Bukidnon governor, pineapple and banana growers squabble over lockdown
CAGAYAN DE ORO, Philippines – Bukidnon Governor Jose Maria Zubiri defended quarantine measures in the province against complaints from pineapple and banana growers even as he agreed to cooperate with the Department of the Interior and Local Goverment (DILG) to resolve the issue.
Zubiri issued Executive Order No. 20 to place the entire Bukidnon province under lockdown beginning Monday, April 13. The order followed its first case of the novel coronavirus disease.
Zubiri said he considered the safety of the people when he "encouraged everybody to [observe] strict home quarantine, including workers from the big companies."
The province is a major producer of agricultural products and is considered the food basket in the region. Zubiri's squabble with the food firms is the latest of his aggressive efforts against the coronavirus pandemic to raise legal questions.

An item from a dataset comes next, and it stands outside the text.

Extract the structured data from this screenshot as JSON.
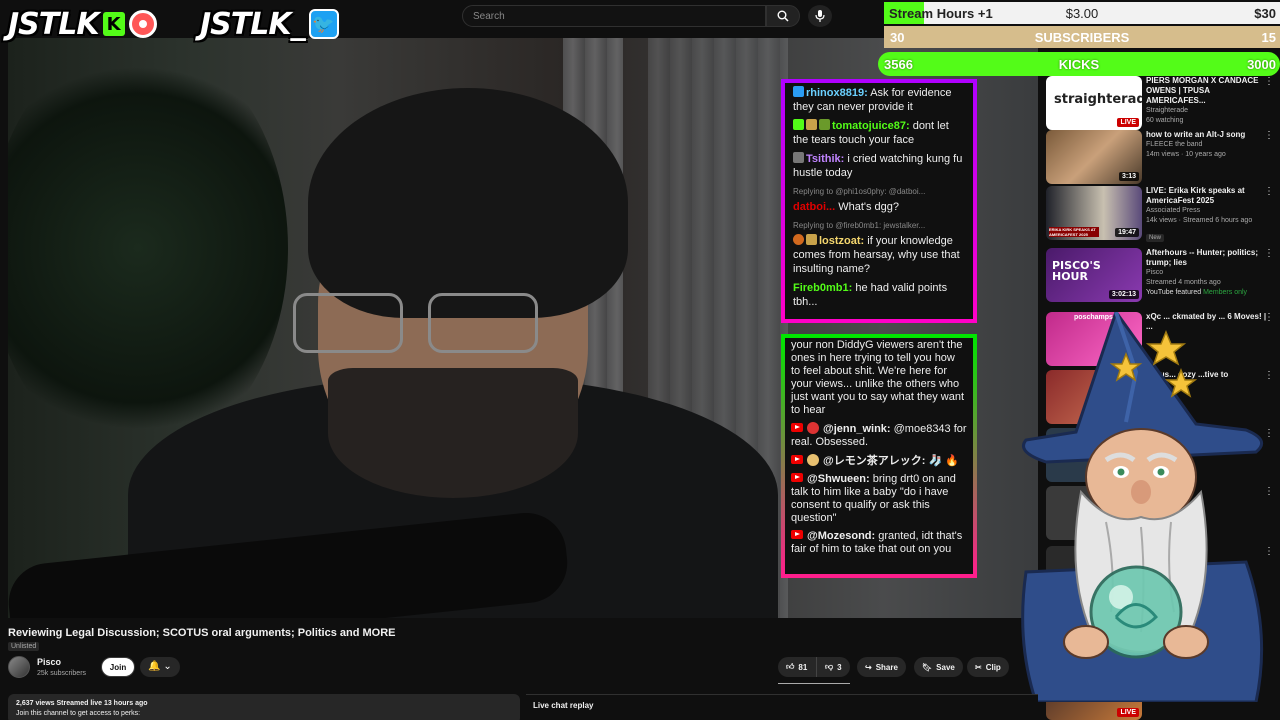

“[Executive Order No. 20] is not intended to paralyze the businesses in the province but to ensure the safety of all the people including those workers in the agriculture sector," Zubiri said on Thursday, April 16, in response to a show cause order issued by the DILG.
But Zubiri showed willingness to adjust. “I would like to state for the record that I have never ordered agricultural banana and pineapple plantations to stop their operations. Neither did EO 20 categorically state the closure of banana and pineapple plantations,” Zubiri said on Thursday.
'No more reason to proceed with a case'
The row erupted when the DILG issued a show cause order against the governor for possible violation of quarantine guidelines based on a complaint filed by the Philippine Banana Growers and Exporters Association Inc. (PBGEA) and Del Monte Philippines, Inc.
DILG undersecretary Epimaco Densing, citing complaints from the pineapple and banana growers, said Zubiri's Executive Order No. 20 hampered operations of food firms in the province.
On Friday, April 17, DILG spokesperson Jonathan Malaya said the governor has "withdrawn [his stand] and is now cooperating closely with the DILG."
"We see no more reason to proceed with a case," Malaya said.
Executive Order No. 20
The issue stemmed from what was interpreted to be the exclusion of banana and pineapple industries in the list of essential establishments and businesses that may continue to operate under E.O. 20.
The list included groceries, supermarkets, wet markets or palengke, water refilling stations, food delivery services, courier services and other delivery services, hospitals, medical laboratories, pharmacies and drugstores, banks, ATMs, savings and credit cooperatives, money-transfer services, gas stations and LPG stations, funeral parlors, and public utility services.
The provincial government received a letter from PBGEA on Monday morning, April 13, according to Zubiri. DILG endorsed the same letter to his office afternoon of the same day.
“There is nothing in their letter that would imply that they are against the said E.O. 20. They even interpreted the said E.O. 20 [to mean] their workers are allowed to work provided that the conditions are strictly followed,” Zubiri said.
But Zubiri suggested PBGEA sent a different letter to DILG Secretary Eduardo Año, where he said the group interpreted the E.O. to mean that their companies need to stop operating during the lockdown.
The province's sugar producers faced the same problem. On Thursday, Agriculture Secretary Williar Dar also appealed to Zubiri to let food firms operate, citing complaints from sugar mills in the province.
'For export, not local consumption'
Even as he softened his stand, Zubiri tried to challenge the qualification of pineapples and banana growers – which he said export most of their products abroad – as "basic agricultural commodities" that may continue operations unhampered during the pandemic.
“These big pineapple and banana companies and exporters are not basic and essential commodities. Their product is not even for us. They are for export. Large banana growers and exporters cannot affect our food security,” Zubiri said.
He even accused Del Monte Philippines of "capitalizing" on the high price of pineapples overseas.
“Our people cannot even afford their pineapples because it is expensive,” Zubiri said.
Allegations of rice hoarding, too
It isn't the first time Bukidnon's measures to address the coronavirus pandemic faced legal questions.
Zubiri intended to secure the province's rice supply, a move that the National Economic and Development Authority said was tantamount to hoarding. – with a report from Carmela Fonbuena/Rappler.com